● Work request:
Show each line of the records below where the word "Insert" occurs.

..........

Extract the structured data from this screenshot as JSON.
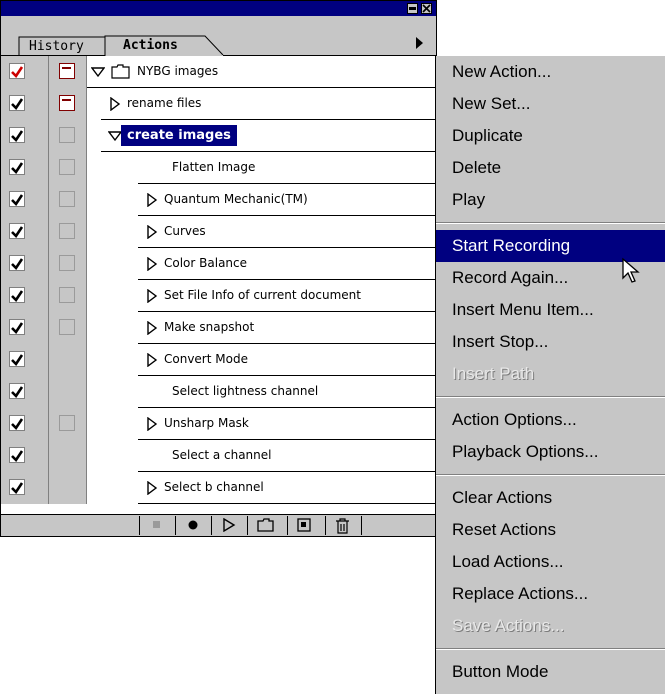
{
  "palette": {
    "tabs": {
      "history": "History",
      "actions": "Actions"
    },
    "rows": [
      {
        "label": "NYBG images",
        "kind": "set",
        "expanded": true,
        "checked": true,
        "dialog": true,
        "checkRed": true
      },
      {
        "label": "rename files",
        "kind": "action",
        "expanded": false,
        "checked": true,
        "dialog": true
      },
      {
        "label": "create images",
        "kind": "action",
        "expanded": true,
        "checked": true,
        "dialog": false,
        "selected": true
      },
      {
        "label": "Flatten Image",
        "kind": "command",
        "checked": true,
        "dialog": false
      },
      {
        "label": "Quantum Mechanic(TM)",
        "kind": "command",
        "expandable": true,
        "checked": true,
        "dialog": false
      },
      {
        "label": "Curves",
        "kind": "command",
        "expandable": true,
        "checked": true,
        "dialog": false
      },
      {
        "label": "Color Balance",
        "kind": "command",
        "expandable": true,
        "checked": true,
        "dialog": false
      },
      {
        "label": "Set File Info of current document",
        "kind": "command",
        "expandable": true,
        "checked": true,
        "dialog": false
      },
      {
        "label": "Make snapshot",
        "kind": "command",
        "expandable": true,
        "checked": true,
        "dialog": false
      },
      {
        "label": "Convert Mode",
        "kind": "command",
        "expandable": true,
        "checked": true,
        "dialog": null
      },
      {
        "label": "Select lightness channel",
        "kind": "command",
        "checked": true,
        "dialog": null
      },
      {
        "label": "Unsharp Mask",
        "kind": "command",
        "expandable": true,
        "checked": true,
        "dialog": false
      },
      {
        "label": "Select a channel",
        "kind": "command",
        "checked": true,
        "dialog": null
      },
      {
        "label": "Select b channel",
        "kind": "command",
        "expandable": true,
        "checked": true,
        "dialog": null
      }
    ],
    "footer_icons": [
      "stop-icon",
      "record-icon",
      "play-icon",
      "new-set-icon",
      "new-action-icon",
      "trash-icon"
    ]
  },
  "menu": {
    "items": [
      {
        "label": "New Action...",
        "state": "normal"
      },
      {
        "label": "New Set...",
        "state": "normal"
      },
      {
        "label": "Duplicate",
        "state": "normal"
      },
      {
        "label": "Delete",
        "state": "normal"
      },
      {
        "label": "Play",
        "state": "normal"
      },
      {
        "separator": true
      },
      {
        "label": "Start Recording",
        "state": "selected"
      },
      {
        "label": "Record Again...",
        "state": "normal"
      },
      {
        "label": "Insert Menu Item...",
        "state": "normal"
      },
      {
        "label": "Insert Stop...",
        "state": "normal"
      },
      {
        "label": "Insert Path",
        "state": "disabled"
      },
      {
        "separator": true
      },
      {
        "label": "Action Options...",
        "state": "normal"
      },
      {
        "label": "Playback Options...",
        "state": "normal"
      },
      {
        "separator": true
      },
      {
        "label": "Clear Actions",
        "state": "normal"
      },
      {
        "label": "Reset Actions",
        "state": "normal"
      },
      {
        "label": "Load Actions...",
        "state": "normal"
      },
      {
        "label": "Replace Actions...",
        "state": "normal"
      },
      {
        "label": "Save Actions...",
        "state": "disabled"
      },
      {
        "separator": true
      },
      {
        "label": "Button Mode",
        "state": "normal"
      }
    ]
  },
  "colors": {
    "highlight": "#000080",
    "chrome": "#c6c6c6",
    "check_red": "#cc0000",
    "dialog_red": "#800000"
  }
}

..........

● Response:
        "label": "Insert Menu Item...",
        "label": "Insert Stop...",
        "label": "Insert Path",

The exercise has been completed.